- Activity
Identify all lines in the data containing the string "info". Copy them out.

Stored dataset items:
=== Section Start ===

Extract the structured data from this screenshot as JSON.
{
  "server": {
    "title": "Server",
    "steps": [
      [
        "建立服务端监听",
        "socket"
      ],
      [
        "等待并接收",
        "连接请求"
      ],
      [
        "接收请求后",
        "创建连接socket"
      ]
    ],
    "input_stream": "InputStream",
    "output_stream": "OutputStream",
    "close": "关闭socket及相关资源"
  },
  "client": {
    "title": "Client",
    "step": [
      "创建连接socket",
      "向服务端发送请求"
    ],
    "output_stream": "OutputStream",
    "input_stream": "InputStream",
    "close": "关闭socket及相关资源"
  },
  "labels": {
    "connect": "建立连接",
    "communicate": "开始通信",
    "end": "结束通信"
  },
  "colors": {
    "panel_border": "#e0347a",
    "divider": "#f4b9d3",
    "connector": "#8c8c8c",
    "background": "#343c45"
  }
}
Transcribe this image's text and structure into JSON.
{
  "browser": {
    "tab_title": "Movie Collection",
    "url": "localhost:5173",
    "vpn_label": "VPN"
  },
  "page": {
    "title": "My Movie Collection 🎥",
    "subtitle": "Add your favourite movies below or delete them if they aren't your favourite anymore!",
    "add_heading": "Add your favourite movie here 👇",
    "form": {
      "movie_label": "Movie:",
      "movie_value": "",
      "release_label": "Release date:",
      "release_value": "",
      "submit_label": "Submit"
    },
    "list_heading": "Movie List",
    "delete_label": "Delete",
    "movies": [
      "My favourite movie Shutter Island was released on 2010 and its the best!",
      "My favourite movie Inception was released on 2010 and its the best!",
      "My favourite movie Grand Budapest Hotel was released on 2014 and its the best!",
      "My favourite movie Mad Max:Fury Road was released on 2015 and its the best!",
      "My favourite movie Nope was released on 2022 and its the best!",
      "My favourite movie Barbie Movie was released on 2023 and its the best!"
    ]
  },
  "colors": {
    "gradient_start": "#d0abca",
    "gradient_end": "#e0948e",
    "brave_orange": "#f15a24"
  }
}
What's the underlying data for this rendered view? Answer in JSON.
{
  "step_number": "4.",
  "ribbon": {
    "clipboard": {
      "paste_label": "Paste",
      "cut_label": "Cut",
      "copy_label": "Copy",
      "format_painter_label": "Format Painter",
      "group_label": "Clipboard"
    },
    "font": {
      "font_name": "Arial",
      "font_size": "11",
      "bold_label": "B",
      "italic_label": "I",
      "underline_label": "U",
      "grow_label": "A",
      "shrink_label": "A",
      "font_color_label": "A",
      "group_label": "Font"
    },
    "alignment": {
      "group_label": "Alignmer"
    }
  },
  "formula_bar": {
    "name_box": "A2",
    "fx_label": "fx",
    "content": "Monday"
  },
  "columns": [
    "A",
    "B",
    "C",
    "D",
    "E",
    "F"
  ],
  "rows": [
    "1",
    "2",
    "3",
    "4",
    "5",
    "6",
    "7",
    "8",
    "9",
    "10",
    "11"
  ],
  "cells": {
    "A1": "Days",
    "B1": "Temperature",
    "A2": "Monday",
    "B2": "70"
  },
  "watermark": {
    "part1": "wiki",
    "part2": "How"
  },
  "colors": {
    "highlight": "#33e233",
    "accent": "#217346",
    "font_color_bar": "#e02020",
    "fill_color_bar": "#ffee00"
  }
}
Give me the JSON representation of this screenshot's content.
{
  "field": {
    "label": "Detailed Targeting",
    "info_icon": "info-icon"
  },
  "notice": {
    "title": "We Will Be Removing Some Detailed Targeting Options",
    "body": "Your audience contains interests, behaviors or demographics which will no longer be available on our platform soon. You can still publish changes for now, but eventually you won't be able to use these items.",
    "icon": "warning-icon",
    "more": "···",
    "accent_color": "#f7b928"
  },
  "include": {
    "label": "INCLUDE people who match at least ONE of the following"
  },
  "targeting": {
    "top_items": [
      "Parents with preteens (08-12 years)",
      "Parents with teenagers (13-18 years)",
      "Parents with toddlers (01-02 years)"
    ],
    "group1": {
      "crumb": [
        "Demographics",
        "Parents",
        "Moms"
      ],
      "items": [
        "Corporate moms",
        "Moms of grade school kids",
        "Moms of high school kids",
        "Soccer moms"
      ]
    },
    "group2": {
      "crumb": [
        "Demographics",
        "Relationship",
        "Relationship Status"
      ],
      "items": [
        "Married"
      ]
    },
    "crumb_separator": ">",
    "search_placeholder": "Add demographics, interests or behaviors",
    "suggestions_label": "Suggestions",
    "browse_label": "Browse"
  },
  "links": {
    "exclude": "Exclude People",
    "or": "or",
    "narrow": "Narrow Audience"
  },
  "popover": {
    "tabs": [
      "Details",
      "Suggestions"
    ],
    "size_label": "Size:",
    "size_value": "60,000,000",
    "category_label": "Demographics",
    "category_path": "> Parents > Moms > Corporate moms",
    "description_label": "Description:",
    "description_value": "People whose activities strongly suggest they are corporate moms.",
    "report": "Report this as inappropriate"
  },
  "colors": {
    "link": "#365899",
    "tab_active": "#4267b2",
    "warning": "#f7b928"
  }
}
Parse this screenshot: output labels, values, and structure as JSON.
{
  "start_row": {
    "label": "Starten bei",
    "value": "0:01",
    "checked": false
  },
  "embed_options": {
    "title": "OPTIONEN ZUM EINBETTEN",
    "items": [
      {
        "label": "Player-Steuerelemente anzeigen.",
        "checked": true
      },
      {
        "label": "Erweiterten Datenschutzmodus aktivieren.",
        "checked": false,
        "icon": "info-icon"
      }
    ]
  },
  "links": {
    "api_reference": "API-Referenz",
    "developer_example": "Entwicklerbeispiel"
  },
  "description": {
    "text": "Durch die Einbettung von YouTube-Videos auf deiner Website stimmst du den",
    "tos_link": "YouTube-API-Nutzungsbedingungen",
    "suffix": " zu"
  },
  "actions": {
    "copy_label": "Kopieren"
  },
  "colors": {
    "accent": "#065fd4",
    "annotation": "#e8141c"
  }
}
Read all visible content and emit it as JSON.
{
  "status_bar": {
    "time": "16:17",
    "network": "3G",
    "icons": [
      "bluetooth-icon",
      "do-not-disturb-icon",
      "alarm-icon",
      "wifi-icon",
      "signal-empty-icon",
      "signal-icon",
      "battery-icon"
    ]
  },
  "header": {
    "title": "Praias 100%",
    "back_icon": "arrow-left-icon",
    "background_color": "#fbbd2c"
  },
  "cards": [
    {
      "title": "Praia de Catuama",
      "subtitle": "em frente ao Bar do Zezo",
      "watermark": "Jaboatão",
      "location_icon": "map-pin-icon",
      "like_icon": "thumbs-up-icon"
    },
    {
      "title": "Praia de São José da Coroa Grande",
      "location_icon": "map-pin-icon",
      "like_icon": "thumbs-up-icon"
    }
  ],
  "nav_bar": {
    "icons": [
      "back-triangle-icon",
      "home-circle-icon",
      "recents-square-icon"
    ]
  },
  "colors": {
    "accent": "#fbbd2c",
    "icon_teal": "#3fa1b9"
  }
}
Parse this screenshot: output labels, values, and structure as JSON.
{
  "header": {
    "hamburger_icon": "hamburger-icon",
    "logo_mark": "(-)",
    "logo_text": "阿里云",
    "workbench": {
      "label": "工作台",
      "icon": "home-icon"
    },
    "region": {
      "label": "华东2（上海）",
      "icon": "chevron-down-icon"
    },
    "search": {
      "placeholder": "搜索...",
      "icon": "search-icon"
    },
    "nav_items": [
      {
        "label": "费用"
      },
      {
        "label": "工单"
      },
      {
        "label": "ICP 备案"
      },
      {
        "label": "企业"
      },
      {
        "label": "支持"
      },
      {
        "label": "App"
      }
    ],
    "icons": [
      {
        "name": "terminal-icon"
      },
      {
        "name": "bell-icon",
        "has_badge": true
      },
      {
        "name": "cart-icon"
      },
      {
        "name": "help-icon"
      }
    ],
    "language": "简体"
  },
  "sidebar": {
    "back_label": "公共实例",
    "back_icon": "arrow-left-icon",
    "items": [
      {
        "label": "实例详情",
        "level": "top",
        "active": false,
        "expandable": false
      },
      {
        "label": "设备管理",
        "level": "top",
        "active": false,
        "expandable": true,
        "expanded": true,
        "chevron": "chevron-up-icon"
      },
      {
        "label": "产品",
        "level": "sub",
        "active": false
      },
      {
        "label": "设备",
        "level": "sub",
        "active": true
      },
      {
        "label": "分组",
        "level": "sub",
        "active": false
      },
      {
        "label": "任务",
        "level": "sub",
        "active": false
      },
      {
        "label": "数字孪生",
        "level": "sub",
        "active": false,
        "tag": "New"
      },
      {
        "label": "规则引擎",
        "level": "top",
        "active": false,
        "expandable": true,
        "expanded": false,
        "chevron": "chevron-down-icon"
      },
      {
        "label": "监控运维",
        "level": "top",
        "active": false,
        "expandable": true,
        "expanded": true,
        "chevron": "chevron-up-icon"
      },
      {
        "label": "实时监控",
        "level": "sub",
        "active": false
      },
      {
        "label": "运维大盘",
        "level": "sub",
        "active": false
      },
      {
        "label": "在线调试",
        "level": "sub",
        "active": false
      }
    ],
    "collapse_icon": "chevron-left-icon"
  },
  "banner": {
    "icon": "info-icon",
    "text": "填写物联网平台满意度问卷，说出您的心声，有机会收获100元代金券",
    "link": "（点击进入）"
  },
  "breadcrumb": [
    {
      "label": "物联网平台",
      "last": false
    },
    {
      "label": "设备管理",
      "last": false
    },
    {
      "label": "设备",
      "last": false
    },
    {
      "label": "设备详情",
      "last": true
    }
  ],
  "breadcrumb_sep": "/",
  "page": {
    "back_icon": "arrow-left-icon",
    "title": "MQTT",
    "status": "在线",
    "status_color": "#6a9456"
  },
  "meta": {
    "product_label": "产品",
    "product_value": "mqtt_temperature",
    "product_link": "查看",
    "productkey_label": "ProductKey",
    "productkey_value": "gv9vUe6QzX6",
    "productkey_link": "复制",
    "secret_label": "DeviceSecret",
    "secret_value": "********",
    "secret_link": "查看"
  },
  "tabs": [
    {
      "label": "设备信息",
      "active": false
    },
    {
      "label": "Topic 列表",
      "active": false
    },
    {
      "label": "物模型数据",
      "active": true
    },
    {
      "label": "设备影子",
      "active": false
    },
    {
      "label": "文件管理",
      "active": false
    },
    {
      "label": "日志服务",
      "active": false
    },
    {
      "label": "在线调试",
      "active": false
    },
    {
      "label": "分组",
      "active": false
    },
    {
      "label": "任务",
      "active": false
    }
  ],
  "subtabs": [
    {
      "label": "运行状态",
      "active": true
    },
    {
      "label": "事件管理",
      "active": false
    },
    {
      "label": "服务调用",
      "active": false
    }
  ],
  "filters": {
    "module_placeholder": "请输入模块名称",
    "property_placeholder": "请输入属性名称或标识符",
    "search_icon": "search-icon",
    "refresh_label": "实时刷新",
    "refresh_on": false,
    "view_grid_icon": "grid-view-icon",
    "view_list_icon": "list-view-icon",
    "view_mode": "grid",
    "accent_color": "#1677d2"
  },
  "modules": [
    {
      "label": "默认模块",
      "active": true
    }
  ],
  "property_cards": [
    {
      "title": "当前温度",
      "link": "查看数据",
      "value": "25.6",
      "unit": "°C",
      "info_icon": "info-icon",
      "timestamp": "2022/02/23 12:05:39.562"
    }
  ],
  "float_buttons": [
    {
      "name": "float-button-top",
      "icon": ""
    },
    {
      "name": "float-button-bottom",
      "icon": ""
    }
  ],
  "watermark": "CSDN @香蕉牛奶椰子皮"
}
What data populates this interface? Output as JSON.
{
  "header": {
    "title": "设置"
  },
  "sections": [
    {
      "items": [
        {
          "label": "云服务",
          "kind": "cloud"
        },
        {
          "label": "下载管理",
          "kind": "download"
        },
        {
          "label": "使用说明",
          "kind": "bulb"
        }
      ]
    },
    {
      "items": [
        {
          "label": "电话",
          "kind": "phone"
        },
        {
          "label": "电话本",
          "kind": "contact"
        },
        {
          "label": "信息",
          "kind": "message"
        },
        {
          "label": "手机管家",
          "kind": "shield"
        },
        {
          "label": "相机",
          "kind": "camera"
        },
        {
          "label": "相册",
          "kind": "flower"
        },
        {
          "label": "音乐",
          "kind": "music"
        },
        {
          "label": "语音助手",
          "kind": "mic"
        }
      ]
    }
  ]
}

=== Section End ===

- Written response
    "info_icon": "info-icon"
        "icon": "info-icon"
    "icon": "info-icon",
      "info_icon": "info-icon",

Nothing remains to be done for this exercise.